(Entries from a dataset of interfaces)
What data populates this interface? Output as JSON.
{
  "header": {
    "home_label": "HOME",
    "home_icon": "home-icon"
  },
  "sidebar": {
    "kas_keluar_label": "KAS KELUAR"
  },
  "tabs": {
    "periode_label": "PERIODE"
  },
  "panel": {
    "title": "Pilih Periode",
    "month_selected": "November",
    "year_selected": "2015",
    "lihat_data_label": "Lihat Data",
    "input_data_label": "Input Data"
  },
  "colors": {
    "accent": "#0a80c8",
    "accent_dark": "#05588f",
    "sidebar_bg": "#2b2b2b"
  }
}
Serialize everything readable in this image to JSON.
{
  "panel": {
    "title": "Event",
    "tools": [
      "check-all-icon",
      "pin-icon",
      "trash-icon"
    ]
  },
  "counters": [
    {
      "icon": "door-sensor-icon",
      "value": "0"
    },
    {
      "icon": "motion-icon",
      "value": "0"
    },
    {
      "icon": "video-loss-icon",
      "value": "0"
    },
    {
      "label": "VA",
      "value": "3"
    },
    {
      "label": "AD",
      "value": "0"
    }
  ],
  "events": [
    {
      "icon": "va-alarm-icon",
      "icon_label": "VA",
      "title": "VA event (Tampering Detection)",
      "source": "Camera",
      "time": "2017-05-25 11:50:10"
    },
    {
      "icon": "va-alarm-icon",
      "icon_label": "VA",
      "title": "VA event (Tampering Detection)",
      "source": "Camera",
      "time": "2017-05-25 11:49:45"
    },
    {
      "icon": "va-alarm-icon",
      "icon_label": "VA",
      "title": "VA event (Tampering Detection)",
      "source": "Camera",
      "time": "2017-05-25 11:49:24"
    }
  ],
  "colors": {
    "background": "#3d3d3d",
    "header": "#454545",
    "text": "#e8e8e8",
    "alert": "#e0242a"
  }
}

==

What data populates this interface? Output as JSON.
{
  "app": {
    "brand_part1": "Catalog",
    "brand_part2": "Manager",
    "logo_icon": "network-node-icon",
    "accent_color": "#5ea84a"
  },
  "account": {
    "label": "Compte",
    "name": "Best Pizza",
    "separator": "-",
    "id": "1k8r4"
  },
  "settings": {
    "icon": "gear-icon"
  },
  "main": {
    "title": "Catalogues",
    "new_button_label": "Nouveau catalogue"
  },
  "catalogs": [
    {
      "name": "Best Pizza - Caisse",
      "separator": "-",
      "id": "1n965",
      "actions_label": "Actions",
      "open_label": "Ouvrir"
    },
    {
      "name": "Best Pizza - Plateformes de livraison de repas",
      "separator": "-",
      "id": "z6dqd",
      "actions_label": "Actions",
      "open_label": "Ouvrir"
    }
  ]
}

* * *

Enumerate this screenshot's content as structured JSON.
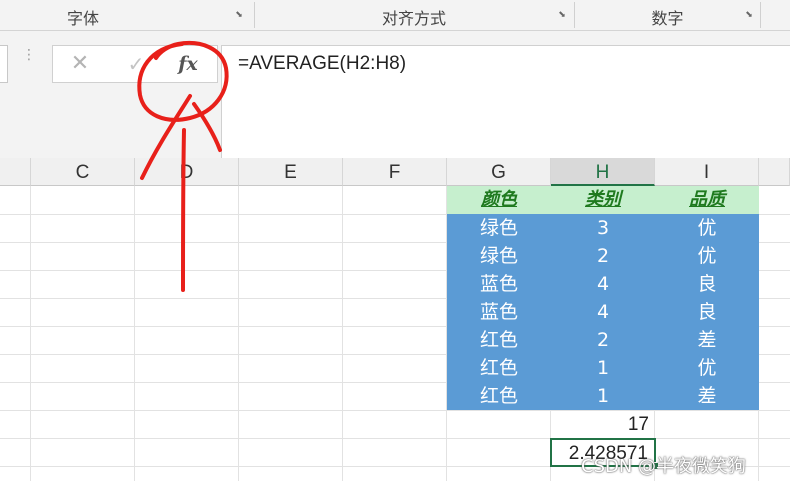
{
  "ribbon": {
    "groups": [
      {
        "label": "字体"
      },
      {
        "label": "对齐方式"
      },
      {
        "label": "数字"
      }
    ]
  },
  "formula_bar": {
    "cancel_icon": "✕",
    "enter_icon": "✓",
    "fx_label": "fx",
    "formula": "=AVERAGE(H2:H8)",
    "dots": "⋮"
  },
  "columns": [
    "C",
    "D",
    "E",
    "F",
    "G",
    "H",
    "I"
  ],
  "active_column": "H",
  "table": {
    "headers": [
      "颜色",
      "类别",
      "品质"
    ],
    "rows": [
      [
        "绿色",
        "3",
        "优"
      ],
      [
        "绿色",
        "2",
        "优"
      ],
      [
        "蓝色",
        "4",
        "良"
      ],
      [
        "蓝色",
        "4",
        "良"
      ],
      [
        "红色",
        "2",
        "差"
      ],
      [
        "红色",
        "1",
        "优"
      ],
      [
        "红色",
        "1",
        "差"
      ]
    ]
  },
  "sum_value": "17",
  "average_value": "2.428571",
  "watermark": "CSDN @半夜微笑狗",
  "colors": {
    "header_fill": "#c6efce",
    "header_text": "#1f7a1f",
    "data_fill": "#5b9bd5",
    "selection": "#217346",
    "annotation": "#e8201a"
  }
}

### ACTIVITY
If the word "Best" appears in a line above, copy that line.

### RESULT OF THE EXERCISE
    "name": "Best Pizza",
      "name": "Best Pizza - Caisse",
      "name": "Best Pizza - Plateformes de livraison de repas",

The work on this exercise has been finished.